5 Questions with Neil Aeschliman RTI’s New Expert in Residence
RTI is excited to be working with Neil Aeschliman, an expert in various data standards, including GS1 and FSMA 204. We asked Neil to answer five questions. Here is what he said:
So Neil, what’s your background in?
My career in supply chain visibility started with ensuring seafood was harvested sustainably. When companies make sustainability commitments, they need visibility into sourcing and operations to ensure they are on track. Starting with a complex product like seafood established a robust foundation that I drew from later when working with other food commodities, CPG, and pharmaceuticals.
What are some challenges on the horizon for the food and beverage industry?
I see two big challenges coming around the bend. Any company who plays a part in putting food on American plates should be making plans for the new food traceability regulation from the FDA, aka FSMA 204. The expectation for tracing many fresh and frozen foods will take a big leap in less than 3 years when the regulation goes into effect.

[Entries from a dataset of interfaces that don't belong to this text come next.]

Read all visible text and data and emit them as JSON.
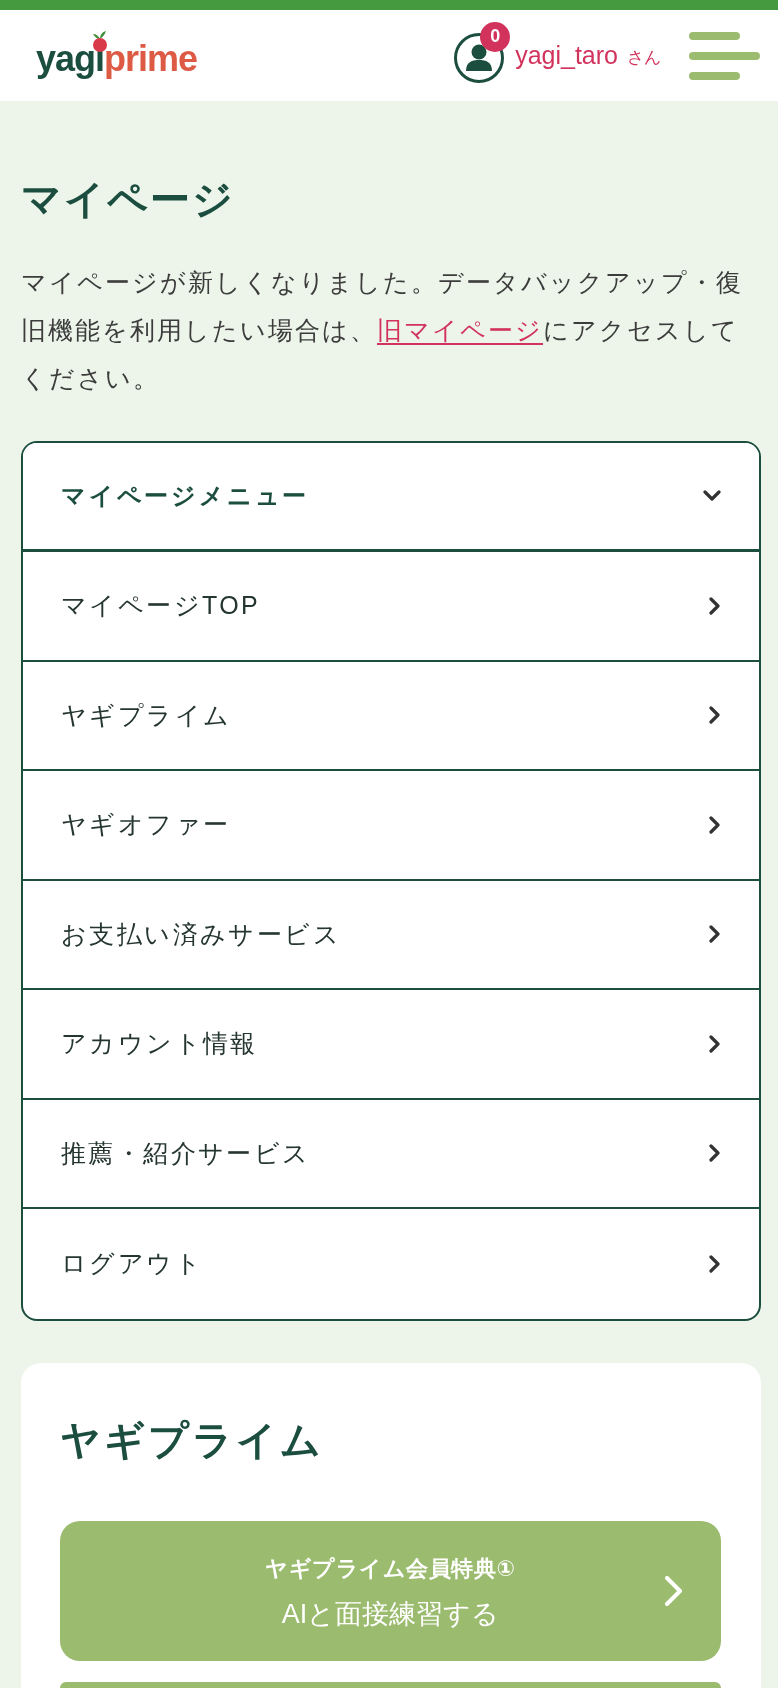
{
  "header": {
    "logo": {
      "first": "yagi",
      "second": "prime"
    },
    "notification_count": "0",
    "username": "yagi_taro",
    "honorific": "さん"
  },
  "page": {
    "title": "マイページ",
    "notice": {
      "before": "マイページが新しくなりました。データバックアップ・復旧機能を利用したい場合は、",
      "link": "旧マイページ",
      "after": "にアクセスしてください。"
    }
  },
  "menu": {
    "title": "マイページメニュー",
    "expanded": true,
    "items": [
      {
        "label": "マイページTOP"
      },
      {
        "label": "ヤギプライム"
      },
      {
        "label": "ヤギオファー"
      },
      {
        "label": "お支払い済みサービス"
      },
      {
        "label": "アカウント情報"
      },
      {
        "label": "推薦・紹介サービス"
      },
      {
        "label": "ログアウト"
      }
    ]
  },
  "prime": {
    "title": "ヤギプライム",
    "buttons": [
      {
        "kind": "full",
        "caption": "ヤギプライム会員特典①",
        "label": "AIと面接練習する"
      },
      {
        "kind": "partial"
      }
    ]
  }
}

Secondly, the consumer is buying foods in ways that were unimaginable 10 years, 10 months, or 10 weeks ago. I predict that food companies that will win are the ones who double down on fresh, high-quality foods while continuing to re-invent how to serve the consumer.
How would you describe the need for FSMA 204?

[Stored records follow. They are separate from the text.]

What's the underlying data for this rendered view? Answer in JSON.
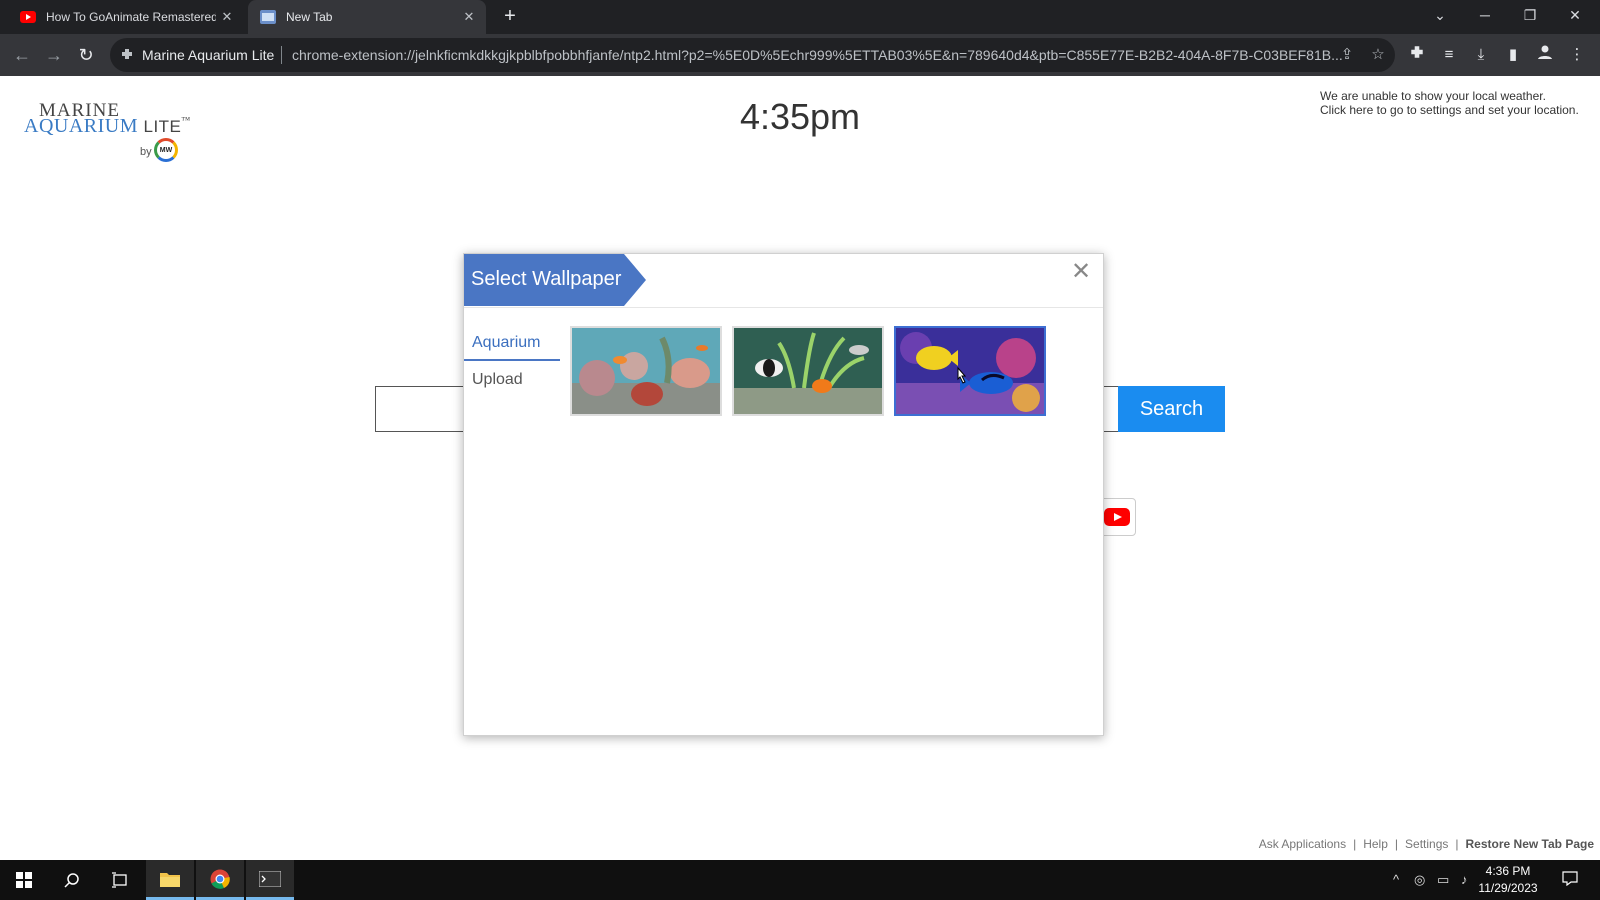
{
  "browser": {
    "tabs": [
      {
        "title": "How To GoAnimate Remastered",
        "close": "✕"
      },
      {
        "title": "New Tab",
        "close": "✕"
      }
    ],
    "new_tab": "+",
    "omnibox": {
      "site_name": "Marine Aquarium Lite",
      "url": "chrome-extension://jelnkficmkdkkgjkpblbfpobbhfjanfe/ntp2.html?p2=%5E0D%5Echr999%5ETTAB03%5E&n=789640d4&ptb=C855E77E-B2B2-404A-8F7B-C03BEF81B..."
    }
  },
  "page": {
    "logo": {
      "line1": "MARINE",
      "line2": "AQUARIUM",
      "line3": "LITE",
      "tm": "™",
      "by": "by",
      "badge": "MW"
    },
    "time": "4:35pm",
    "weather": {
      "line1": "We are unable to show your local weather.",
      "line2": "Click here to go to settings and set your location."
    },
    "search": {
      "placeholder": "",
      "button": "Search"
    },
    "footer": {
      "links": [
        "Ask Applications",
        "Help",
        "Settings"
      ],
      "restore": "Restore New Tab Page",
      "separator": "|"
    }
  },
  "modal": {
    "title": "Select Wallpaper",
    "close": "✕",
    "tabs": [
      {
        "label": "Aquarium",
        "active": true
      },
      {
        "label": "Upload",
        "active": false
      }
    ],
    "selected_index": 2
  },
  "taskbar": {
    "time": "4:36 PM",
    "date": "11/29/2023"
  },
  "colors": {
    "accent": "#1a8cf0",
    "modal_header": "#4a76c4",
    "chrome_dark": "#202124"
  }
}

Our monthly credit card statement can tell a story of many of the places we visited and what we find worth buying. But if we want to remember the people we were with and the memories we shared we need to turn to the photo albums on our phones. It’s the same for supply chains, accounting ledgers can only get us so much information, visibility requires photo albums.
What is your favorite thing about your job?
Supply chains are the quiet engine powering our world but they are filled with mystery. Sorry for sounding corny, but who knows what is possible if supply chains weren’t so opaque? I believe in the power of technology to transform how we look at supply chains. Playing my part in making that visible future a reality helps me spring out of bed each morning.
What’s your philosophy?
Technology and people can be funny partners in the supply chain. Too often, there is excitement for new tech to fix a human process only for frustration to creep in and hopes to be dashed. The best results when technology is designed to respect the unique abilities of humans. Only then can technology offer superior machine capabilities and complements to human behavior.
Be on the lookout for more from our Expert in Residence, Neil Aeschliman.